Doctor of Education
Faculty of Education
Jelley, Stephen, The effect of outdoor education and physical education physical activity programmes upon male adolescents, Doctor of Education thesis, Faculty of Education, University of Wollongong, 2009. http://ro.uow.edu.au/theses/3593
The promotion of physical activity (PA) and the prevention of low levels of adolescent health-related fitness (HRF) and self-esteem (SE) associated with physical inactivity, are issues central to current and future global health priorities. Previous research has shown that obese adolescents tend to track into being obese adults (Booth, Chey, Wake, Norton, Hesketh & Dollman, 2003). Recent reports have indicated that the prevalence of obesity in childhood and adolescence has been increasing at an alarming rate (Angelopoulos, Milionis, Grammatiki, Monschonis & Manios, 2009). Therefore such issues warrant further investigation and continued research efforts. The types of physical activities being offered to adolescents need to be evaluated, if future problems associated with obesity are to be prevented (Doak, Visscher, Renders, & Seidell, 2006).
The purpose of this study was to investigate the effect of two different 18-week PA programmes upon Year 9 adolescent males’ HRF and SE. The participants (N = 136) aged 13-14 years, were recruited from one independent Sydney boys’ school. All the boys were enrolled in Year 9; the Year 9 cohorts were randomly allocated to one or other of the two PA programmes. The two PA programmes were conducted simultaneously at two different locations in New South Wales (NSW), Australia. One of the PA programmes was completed at the schools Extended Stay Outdoor Education School Programme (ESOESP) residential campus in Kangaroo Valley, on the South Coast of NSW. The second PA programme, a Year 9 physical education (PE) programme, was completed at the school’s main campus in the Eastern Suburbs of Sydney.
An ESOESP HRF feasibility study was completed in terms one and two, in 2002. This feasibility study involved Year 9 boys from the same boys’ school (N = 69), who completed pre and post-test HRF tests (Schell, & Leelarthaepin, 1994). The HRF test battery included tests for blood pressure, body composition, muscular endurance, muscular strength and flexibility. Prior to starting the OE physical activities programme, the participants’ parents/guardians completed a modified Preliminary Health Screening and Pre-Participation Fitness Examination Questionnaire (Kibler, 1990) about their sons.

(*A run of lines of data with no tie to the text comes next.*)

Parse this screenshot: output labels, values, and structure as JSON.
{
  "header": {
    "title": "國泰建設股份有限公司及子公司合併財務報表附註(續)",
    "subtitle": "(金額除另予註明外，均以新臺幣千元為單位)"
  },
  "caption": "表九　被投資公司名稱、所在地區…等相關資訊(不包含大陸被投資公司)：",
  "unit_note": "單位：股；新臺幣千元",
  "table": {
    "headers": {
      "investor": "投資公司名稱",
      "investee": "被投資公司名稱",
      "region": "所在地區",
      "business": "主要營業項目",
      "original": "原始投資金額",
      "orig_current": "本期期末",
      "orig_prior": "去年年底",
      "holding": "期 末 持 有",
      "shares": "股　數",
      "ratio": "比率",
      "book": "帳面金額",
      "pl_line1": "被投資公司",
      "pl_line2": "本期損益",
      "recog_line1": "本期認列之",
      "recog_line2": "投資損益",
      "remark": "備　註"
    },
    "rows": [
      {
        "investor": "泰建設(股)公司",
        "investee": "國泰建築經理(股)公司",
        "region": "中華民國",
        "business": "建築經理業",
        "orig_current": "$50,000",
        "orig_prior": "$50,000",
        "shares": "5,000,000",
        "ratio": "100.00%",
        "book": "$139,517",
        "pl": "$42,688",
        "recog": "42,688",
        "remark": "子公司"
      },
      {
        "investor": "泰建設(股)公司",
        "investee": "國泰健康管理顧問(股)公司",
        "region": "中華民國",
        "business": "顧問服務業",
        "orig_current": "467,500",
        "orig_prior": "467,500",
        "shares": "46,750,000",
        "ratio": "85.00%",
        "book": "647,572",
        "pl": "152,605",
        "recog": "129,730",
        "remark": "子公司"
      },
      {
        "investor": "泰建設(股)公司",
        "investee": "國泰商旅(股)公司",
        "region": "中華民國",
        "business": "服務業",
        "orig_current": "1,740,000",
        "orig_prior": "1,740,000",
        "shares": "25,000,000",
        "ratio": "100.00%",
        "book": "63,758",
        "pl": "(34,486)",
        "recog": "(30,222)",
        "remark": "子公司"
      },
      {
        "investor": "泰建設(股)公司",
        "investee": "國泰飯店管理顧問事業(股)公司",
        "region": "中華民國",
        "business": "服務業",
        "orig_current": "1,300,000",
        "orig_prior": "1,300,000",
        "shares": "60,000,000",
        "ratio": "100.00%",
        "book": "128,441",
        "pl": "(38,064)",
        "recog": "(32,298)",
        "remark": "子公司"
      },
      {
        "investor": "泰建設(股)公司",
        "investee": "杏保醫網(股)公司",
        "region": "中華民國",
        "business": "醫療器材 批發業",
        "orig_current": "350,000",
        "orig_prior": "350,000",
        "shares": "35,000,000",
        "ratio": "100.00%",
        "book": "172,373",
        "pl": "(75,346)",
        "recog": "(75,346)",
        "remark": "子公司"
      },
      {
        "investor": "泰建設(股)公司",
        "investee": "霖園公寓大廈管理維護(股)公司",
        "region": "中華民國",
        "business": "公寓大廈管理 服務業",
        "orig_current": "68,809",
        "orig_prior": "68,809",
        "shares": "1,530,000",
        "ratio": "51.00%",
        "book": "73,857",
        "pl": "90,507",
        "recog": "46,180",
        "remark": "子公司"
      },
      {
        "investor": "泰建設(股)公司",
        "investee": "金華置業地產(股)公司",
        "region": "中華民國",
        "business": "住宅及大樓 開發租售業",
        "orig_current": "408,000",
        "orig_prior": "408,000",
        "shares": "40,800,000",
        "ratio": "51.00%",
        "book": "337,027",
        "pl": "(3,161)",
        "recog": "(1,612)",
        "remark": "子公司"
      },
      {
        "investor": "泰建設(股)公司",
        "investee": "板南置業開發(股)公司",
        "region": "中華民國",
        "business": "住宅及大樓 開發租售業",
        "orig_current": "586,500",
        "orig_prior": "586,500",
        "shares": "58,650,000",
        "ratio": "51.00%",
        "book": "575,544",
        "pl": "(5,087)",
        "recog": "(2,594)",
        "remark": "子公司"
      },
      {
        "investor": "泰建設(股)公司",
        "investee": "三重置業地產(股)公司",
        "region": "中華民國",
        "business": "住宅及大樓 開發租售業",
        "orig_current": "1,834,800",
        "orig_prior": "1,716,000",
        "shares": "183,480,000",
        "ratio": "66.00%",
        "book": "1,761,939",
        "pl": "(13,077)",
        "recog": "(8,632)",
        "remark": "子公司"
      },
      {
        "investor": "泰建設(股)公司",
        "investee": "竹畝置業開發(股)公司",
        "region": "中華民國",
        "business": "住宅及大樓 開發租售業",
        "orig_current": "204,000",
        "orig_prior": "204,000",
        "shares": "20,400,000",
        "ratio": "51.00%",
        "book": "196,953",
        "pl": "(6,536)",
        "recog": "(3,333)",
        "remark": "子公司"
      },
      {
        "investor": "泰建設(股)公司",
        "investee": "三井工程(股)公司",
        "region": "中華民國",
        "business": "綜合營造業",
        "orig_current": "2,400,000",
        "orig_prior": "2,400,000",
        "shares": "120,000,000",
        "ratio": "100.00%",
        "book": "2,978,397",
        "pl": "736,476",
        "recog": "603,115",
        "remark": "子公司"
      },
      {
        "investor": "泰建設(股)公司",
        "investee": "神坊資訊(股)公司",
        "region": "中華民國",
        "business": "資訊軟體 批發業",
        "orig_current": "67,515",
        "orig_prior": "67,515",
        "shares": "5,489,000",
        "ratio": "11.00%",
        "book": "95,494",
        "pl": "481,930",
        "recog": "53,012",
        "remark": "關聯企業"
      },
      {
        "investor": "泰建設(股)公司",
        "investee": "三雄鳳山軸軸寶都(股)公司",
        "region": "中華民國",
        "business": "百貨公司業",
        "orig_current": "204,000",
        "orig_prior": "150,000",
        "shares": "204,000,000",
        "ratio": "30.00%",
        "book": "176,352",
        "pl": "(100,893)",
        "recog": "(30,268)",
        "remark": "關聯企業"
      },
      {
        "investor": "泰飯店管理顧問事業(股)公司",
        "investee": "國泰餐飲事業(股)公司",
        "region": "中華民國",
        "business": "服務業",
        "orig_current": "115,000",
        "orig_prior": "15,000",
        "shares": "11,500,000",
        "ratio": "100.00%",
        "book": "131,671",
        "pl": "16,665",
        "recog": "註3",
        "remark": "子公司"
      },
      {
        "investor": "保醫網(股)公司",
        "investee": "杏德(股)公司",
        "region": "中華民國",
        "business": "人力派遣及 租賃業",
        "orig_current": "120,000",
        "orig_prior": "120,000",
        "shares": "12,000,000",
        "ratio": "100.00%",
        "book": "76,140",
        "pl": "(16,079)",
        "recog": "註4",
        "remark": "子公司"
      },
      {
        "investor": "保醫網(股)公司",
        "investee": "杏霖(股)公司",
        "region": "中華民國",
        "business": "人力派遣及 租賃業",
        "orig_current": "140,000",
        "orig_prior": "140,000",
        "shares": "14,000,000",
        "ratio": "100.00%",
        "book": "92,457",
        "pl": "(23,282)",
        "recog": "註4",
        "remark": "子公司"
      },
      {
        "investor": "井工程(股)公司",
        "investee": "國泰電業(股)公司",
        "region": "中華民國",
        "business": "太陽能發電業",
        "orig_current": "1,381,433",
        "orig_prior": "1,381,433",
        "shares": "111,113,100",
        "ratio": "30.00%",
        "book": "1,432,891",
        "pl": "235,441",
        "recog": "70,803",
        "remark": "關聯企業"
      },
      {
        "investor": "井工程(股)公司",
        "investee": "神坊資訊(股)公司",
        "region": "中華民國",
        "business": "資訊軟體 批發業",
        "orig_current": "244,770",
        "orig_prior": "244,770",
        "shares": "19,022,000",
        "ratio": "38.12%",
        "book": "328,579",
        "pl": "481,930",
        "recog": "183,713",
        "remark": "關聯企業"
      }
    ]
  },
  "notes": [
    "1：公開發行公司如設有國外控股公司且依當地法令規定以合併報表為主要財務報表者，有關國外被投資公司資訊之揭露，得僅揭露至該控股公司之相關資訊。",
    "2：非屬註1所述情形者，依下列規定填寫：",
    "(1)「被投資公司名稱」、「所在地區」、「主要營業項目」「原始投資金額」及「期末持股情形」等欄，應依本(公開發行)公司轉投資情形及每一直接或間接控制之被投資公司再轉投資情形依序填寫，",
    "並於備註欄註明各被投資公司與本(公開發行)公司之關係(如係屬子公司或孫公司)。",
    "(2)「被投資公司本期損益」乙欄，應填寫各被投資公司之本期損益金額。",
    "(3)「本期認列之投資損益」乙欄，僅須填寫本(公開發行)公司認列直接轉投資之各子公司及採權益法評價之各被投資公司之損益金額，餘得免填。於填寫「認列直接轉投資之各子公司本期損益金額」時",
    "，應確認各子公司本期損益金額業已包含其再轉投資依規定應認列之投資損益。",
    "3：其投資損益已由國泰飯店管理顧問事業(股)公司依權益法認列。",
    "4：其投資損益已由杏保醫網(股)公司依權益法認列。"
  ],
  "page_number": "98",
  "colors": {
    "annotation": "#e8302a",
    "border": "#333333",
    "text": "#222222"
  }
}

In order to determine whether the PA programme had an effect on the HRF components, statistical analyses were conducted using the SPSS version 14 utilising a dependent t-test and Cohen’s effect size. The results indicated that there were significant differences in each of the five HRF variables between the pre and posttests (at the p
The OE and PE RCT study was a two-site, random-control trial research design, delivered over an 18-week PA intervention period in terms one and two of 2003. The school’s ESOESP was utilized for the experimental group (N = 73); the school’s PE physical activities were utilized for the control group (N = 63). Outcome assessments for HRF and SE were made using the modified HRF test battery and the Self-Perception Profile for Adolescents (SPPA) (Harter, 1988).
The modified Preliminary Health Screening and Pre-Participation Fitness Examination Questionnaire (Kibler, 1990) were also completed by the OE and PE RCT study parents/guardians prior to pre-testing. Pre-test baseline measurements for HRF and SE were completed in week one of the PA programmes, and post-test measurements were completed in week 18. In order to determine if the components of HRF (Body composition, muscular endurance, muscular strength, cardiorespiratory fitness, and flexibility) the sub-domains of the SPPA (athletic competence, behavioral conduct, close friendship, global self-worth, physical appearance, scholastic competence, and social acceptance) were significant, individual independent t-tests were conducted for each of the stated variables.
In order to determine if the components of the HRF and the sub-domains of the SPPA were significant, individual t-tests were conducted, and Cohen’s d effect size. The results indicated that there were significant differences in the HRF pre-test post-test results on completion of the 18-week OE physical activities programme (at the p
The PE physical activities programme outcomes were not so promising. The HRF results between pre and post-tests produced mixed results, with only the muscular endurance sit-ups and the multistage fitness test results producing significant changes (at the p
Additionally, the OE and PE RCT study investigated whether there was a significant difference between the pre and post-test HRF and SE results of the 18-week OE and PE physical activities programmes. The HRF results indicated that there were significant differences between the OE and PE programmes’ outcomes. The HRF body composition variables of weight, BMI effect sizes were medium, the waist circumference effect size was small, the muscular endurance variable of sit-ups effect size was medium, but the press-ups effect size was large, the muscular strength variable for both right and left hand were medium, the cardiorespiratory fitness variable for lung capacity was small, the multistage fitness results effect size was medium. The SE SPPA sub-domain results for athletic competence, behavioral conduct, close friendship, global self-worth, physical appearance, scholastic competence, social acceptance effect sizes were all small. The t-test score indicated that there were no significant differences between the two different PA programmes, and the Cohen’s d effect sizes were small.